Historically, when a computer’s hard drive became the bottleneck, it was usually a point at which we recommended replacing the entire system. In some cases, however, the rules have changed today. Replacing a hard drive involves reinstalling the operating system and all the applications, as well as transferring all the personal files and data, so it’s usually such a labor-intensive process as to make it the ideal time to upgrade the rest of the PC along with it. Today, however, with the popularity of digital photography,.mp3 music files, videos, and other space-hogging multimedia data, it’s frequently possible to optimize an existing hard drive by offloaded all such personal files and data to external storage. USB flash drives are now available in 64 GB or more, and external USB hard drives exceed 1 TB (which is 1,024 GB). It’s a pain in the butt to have to change the installed location of most applications and Windows components, but to move data files is significantly less trouble. In fact, to further improve performance, you could even offload your PC’s virtual memory file to a second (internal) hard drive without too much trouble. As we discussed earlier in this treatise, the more stuff you have on your hard drive, the less efficiently it operates, so by moving all this type of non-system-critical data off of the hard drive that contains the operating system and the applications, you may be able to restore most of the PC’s youthful performance without too much trouble.

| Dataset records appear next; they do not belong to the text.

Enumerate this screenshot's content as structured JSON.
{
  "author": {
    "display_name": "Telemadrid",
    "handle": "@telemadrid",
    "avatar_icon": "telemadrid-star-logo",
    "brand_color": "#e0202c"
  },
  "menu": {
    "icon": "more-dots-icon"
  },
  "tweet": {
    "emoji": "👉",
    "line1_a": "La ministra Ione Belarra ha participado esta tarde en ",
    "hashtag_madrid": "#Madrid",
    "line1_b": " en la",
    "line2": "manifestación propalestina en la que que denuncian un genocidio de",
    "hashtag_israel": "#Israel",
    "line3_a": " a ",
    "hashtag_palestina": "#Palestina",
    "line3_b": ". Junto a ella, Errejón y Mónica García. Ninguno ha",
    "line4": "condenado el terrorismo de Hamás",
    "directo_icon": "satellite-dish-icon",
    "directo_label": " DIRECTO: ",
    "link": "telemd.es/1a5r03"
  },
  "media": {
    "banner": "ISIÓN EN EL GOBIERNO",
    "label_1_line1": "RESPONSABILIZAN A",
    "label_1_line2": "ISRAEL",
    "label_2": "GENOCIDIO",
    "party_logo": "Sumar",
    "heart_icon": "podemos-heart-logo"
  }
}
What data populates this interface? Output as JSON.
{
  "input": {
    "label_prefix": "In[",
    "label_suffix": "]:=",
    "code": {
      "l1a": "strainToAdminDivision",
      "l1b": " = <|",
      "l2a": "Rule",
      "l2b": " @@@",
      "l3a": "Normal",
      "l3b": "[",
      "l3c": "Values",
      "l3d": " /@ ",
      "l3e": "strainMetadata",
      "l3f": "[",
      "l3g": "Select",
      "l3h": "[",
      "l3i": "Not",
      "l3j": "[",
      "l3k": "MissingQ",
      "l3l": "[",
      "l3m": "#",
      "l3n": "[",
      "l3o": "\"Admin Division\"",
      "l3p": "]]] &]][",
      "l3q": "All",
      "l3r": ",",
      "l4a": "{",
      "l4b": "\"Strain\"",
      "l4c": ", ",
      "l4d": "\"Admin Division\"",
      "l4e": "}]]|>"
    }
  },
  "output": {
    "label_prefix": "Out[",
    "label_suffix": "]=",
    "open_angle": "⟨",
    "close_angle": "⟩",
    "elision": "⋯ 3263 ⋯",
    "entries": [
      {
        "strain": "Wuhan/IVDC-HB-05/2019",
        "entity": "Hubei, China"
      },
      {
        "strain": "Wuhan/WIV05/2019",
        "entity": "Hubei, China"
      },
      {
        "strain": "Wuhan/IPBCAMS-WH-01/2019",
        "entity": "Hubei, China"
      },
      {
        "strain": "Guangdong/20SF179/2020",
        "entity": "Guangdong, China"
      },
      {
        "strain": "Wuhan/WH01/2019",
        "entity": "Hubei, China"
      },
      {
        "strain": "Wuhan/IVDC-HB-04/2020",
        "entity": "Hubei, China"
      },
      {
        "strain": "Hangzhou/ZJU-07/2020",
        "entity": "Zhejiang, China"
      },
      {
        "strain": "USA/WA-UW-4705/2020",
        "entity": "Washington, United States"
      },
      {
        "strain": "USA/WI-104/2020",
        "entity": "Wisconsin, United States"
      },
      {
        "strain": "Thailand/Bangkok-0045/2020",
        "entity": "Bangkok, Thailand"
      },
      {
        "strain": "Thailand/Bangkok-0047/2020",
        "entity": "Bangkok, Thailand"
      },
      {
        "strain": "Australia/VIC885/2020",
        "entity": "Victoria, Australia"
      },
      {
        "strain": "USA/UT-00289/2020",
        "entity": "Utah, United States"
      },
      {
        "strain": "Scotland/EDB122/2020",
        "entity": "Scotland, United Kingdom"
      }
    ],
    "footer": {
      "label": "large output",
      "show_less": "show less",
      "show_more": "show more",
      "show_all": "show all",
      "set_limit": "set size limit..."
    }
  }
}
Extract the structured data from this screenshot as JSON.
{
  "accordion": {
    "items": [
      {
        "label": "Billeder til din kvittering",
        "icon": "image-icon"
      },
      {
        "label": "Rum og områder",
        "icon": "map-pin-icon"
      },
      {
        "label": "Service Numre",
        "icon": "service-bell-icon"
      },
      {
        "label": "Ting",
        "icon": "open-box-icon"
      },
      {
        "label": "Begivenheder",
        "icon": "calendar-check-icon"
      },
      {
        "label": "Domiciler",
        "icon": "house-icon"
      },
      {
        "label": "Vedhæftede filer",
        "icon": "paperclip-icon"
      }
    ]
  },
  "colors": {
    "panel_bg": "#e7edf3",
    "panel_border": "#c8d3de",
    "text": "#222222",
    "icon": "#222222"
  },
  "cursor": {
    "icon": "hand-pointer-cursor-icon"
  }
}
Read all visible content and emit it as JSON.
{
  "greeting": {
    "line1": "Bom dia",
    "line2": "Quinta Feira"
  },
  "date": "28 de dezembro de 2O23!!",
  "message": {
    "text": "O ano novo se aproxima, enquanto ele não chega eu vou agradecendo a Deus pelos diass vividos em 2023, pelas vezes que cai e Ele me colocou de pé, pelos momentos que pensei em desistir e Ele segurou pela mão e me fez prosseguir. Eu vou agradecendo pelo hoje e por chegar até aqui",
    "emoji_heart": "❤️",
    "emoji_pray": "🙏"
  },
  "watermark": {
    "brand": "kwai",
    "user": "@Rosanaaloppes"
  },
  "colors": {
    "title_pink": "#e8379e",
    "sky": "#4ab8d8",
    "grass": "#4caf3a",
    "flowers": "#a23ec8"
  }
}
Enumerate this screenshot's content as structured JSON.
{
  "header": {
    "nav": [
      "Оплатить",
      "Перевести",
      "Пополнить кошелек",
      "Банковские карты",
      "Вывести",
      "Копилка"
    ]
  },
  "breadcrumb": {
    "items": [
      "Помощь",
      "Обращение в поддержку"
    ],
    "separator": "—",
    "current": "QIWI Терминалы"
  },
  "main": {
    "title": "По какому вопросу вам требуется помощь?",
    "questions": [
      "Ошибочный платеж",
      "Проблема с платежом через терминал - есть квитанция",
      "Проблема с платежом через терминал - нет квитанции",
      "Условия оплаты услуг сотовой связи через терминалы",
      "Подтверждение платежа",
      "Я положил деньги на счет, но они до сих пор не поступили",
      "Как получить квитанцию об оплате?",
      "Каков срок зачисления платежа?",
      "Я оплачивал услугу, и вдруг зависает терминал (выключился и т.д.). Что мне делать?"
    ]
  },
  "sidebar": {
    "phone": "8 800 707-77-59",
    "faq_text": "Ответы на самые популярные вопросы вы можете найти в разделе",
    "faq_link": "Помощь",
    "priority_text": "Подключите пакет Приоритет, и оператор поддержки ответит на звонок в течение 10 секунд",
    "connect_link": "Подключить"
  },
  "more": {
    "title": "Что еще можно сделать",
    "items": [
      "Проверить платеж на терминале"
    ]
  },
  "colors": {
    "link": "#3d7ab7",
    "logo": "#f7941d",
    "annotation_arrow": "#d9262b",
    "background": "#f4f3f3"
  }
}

Ultimately, all of these optimizations and upgrades are only stop-gap measures. Software patches and updates will continue to require increasingly-more space on your main hard drive, and you’ll probably add more features and applications over time. Even if you’re terribly miserly with space on your main hard drive, there are still increasing demands. It’s also one of the few mechanical components in your PC, so its lifespan can already be expected to be shorter than any of the solid state components. At some point you’re going to need a new main hard drive, and at that point, I’d still stick with my position that it’s a good opportunity to replace the whole PC.